**Data to examine:**
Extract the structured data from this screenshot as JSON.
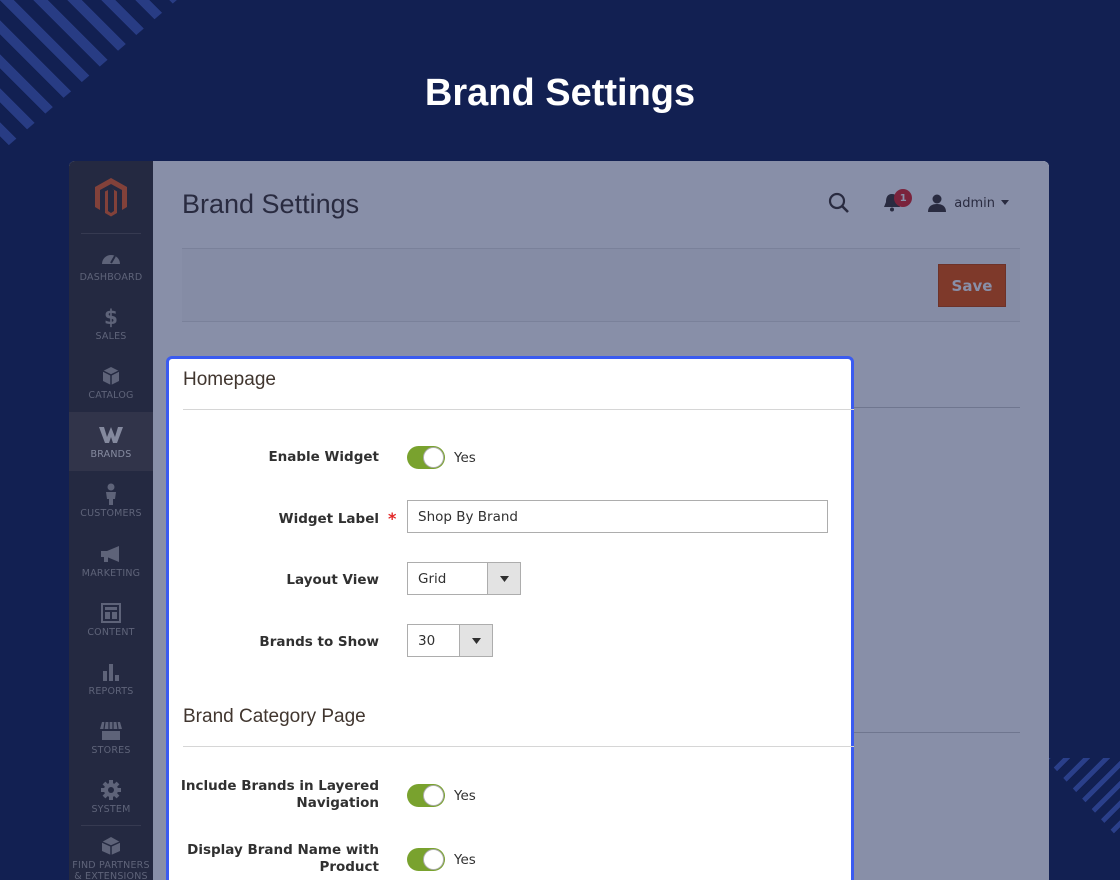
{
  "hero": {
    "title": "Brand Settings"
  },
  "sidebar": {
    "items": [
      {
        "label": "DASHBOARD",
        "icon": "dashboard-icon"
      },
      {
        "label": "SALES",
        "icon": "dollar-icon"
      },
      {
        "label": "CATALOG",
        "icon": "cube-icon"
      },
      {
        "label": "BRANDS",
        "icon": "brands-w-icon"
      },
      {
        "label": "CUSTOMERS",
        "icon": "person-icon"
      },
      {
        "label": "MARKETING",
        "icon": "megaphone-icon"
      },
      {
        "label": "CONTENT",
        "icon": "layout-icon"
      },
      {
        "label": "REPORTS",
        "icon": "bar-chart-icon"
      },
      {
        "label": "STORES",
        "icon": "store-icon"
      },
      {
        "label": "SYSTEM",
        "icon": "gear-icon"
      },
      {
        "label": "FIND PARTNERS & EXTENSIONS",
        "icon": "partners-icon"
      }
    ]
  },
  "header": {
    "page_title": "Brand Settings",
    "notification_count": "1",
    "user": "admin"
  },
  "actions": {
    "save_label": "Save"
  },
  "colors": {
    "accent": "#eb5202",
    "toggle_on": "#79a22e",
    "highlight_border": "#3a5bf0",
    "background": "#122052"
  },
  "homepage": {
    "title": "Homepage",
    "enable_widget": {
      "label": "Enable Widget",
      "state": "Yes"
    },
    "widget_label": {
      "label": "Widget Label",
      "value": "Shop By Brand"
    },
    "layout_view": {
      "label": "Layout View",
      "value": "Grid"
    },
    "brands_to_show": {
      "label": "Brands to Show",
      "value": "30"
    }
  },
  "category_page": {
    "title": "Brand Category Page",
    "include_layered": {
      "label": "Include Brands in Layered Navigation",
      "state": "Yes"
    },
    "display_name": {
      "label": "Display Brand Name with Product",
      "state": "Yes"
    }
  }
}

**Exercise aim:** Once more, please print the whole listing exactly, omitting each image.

**Response area:**
Extract the structured data from this screenshot as JSON.
{
  "hero": {
    "title": "Brand Settings"
  },
  "sidebar": {
    "items": [
      {
        "label": "DASHBOARD",
        "icon": "dashboard-icon"
      },
      {
        "label": "SALES",
        "icon": "dollar-icon"
      },
      {
        "label": "CATALOG",
        "icon": "cube-icon"
      },
      {
        "label": "BRANDS",
        "icon": "brands-w-icon"
      },
      {
        "label": "CUSTOMERS",
        "icon": "person-icon"
      },
      {
        "label": "MARKETING",
        "icon": "megaphone-icon"
      },
      {
        "label": "CONTENT",
        "icon": "layout-icon"
      },
      {
        "label": "REPORTS",
        "icon": "bar-chart-icon"
      },
      {
        "label": "STORES",
        "icon": "store-icon"
      },
      {
        "label": "SYSTEM",
        "icon": "gear-icon"
      },
      {
        "label": "FIND PARTNERS & EXTENSIONS",
        "icon": "partners-icon"
      }
    ]
  },
  "header": {
    "page_title": "Brand Settings",
    "notification_count": "1",
    "user": "admin"
  },
  "actions": {
    "save_label": "Save"
  },
  "colors": {
    "accent": "#eb5202",
    "toggle_on": "#79a22e",
    "highlight_border": "#3a5bf0",
    "background": "#122052"
  },
  "homepage": {
    "title": "Homepage",
    "enable_widget": {
      "label": "Enable Widget",
      "state": "Yes"
    },
    "widget_label": {
      "label": "Widget Label",
      "value": "Shop By Brand"
    },
    "layout_view": {
      "label": "Layout View",
      "value": "Grid"
    },
    "brands_to_show": {
      "label": "Brands to Show",
      "value": "30"
    }
  },
  "category_page": {
    "title": "Brand Category Page",
    "include_layered": {
      "label": "Include Brands in Layered Navigation",
      "state": "Yes"
    },
    "display_name": {
      "label": "Display Brand Name with Product",
      "state": "Yes"
    }
  }
}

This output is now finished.